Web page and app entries
◇ ◇ ◇ ◇ ◇ ◇ ◇

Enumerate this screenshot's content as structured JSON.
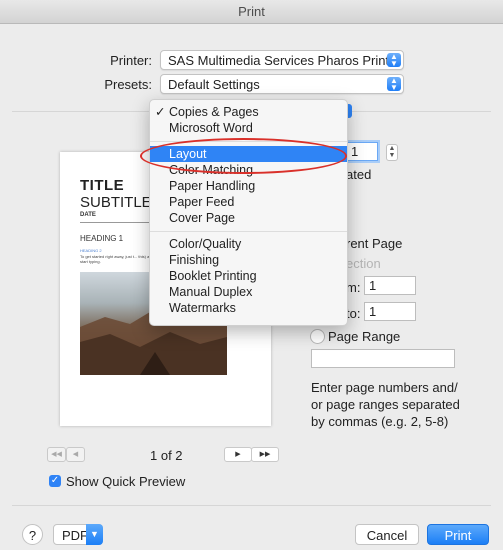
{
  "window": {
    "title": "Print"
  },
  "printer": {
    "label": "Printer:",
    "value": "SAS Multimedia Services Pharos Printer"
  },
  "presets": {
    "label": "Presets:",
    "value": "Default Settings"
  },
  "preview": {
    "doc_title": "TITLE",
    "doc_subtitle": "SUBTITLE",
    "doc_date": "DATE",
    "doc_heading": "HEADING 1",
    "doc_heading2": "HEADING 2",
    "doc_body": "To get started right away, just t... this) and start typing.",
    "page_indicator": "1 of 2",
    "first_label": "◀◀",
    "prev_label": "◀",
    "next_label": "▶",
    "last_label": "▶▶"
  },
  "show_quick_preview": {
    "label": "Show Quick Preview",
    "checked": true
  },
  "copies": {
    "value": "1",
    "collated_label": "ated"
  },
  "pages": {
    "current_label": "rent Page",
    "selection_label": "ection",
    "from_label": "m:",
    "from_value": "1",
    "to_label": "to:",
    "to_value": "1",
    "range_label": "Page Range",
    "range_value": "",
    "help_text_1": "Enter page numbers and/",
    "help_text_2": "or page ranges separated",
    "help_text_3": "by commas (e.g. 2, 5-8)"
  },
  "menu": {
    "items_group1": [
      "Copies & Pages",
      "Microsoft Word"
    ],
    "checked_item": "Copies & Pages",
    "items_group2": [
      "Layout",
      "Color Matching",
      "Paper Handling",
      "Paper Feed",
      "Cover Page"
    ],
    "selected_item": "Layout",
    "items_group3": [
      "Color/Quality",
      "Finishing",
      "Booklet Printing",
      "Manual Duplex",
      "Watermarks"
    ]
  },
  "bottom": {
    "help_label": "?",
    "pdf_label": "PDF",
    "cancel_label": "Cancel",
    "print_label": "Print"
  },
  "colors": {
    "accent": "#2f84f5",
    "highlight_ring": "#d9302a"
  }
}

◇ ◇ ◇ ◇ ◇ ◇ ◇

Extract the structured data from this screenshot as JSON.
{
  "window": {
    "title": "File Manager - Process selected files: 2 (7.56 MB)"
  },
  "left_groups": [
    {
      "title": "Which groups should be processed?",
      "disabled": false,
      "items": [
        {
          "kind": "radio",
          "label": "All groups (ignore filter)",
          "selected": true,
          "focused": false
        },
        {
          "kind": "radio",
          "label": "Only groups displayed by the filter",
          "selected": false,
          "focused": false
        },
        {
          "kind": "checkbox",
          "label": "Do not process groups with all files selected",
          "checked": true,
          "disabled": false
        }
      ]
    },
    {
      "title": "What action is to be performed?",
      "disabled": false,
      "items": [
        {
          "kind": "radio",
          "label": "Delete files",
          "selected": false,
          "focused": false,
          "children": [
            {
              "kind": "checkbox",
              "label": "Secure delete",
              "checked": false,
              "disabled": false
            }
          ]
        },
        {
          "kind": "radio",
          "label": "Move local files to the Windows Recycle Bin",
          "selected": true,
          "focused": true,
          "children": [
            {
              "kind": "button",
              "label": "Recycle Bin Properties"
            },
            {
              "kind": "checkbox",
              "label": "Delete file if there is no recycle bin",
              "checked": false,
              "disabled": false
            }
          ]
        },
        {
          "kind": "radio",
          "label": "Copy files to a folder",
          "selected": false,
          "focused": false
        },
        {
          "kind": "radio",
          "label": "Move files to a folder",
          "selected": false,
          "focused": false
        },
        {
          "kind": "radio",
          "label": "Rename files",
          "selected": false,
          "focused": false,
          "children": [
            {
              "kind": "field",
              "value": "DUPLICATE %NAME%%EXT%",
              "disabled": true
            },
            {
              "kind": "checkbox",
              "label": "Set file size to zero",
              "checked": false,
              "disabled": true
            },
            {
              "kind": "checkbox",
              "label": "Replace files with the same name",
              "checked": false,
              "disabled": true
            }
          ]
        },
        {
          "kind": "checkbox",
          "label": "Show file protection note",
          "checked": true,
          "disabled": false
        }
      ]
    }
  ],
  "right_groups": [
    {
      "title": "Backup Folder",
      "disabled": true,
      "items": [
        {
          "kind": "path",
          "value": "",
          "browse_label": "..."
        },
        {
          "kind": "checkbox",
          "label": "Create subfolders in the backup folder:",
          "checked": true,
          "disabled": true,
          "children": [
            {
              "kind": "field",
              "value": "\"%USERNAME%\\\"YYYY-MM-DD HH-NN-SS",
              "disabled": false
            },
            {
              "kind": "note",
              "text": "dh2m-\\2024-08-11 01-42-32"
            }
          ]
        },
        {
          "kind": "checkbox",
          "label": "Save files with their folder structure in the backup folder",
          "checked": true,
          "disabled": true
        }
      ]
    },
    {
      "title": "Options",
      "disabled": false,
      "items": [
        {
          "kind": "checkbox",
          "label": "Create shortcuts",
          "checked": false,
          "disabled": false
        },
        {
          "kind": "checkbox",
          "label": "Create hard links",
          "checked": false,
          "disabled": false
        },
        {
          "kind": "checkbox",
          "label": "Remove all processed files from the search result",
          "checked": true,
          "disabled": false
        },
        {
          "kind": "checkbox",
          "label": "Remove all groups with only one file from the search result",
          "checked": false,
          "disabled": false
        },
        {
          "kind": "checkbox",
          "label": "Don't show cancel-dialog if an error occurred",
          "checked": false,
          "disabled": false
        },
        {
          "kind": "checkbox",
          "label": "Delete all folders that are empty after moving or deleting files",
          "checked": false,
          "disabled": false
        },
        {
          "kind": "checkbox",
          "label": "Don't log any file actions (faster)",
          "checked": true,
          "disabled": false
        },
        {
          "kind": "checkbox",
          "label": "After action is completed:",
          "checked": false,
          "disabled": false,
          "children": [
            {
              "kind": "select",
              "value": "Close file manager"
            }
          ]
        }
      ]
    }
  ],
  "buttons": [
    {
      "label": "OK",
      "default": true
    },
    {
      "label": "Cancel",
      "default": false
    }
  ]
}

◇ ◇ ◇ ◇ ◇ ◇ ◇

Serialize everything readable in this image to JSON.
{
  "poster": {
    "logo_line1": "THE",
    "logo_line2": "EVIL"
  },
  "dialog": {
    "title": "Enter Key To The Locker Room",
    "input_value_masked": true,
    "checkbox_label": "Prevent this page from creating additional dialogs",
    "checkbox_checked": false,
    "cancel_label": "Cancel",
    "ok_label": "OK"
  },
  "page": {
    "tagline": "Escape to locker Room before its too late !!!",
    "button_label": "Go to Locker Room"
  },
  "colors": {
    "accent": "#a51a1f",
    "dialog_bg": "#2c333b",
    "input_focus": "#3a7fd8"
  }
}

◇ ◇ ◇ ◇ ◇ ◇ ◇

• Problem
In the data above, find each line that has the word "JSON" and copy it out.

• Written response
Enumerate this screenshot's content as structured JSON.
Extract the structured data from this screenshot as JSON.
Serialize everything readable in this image to JSON.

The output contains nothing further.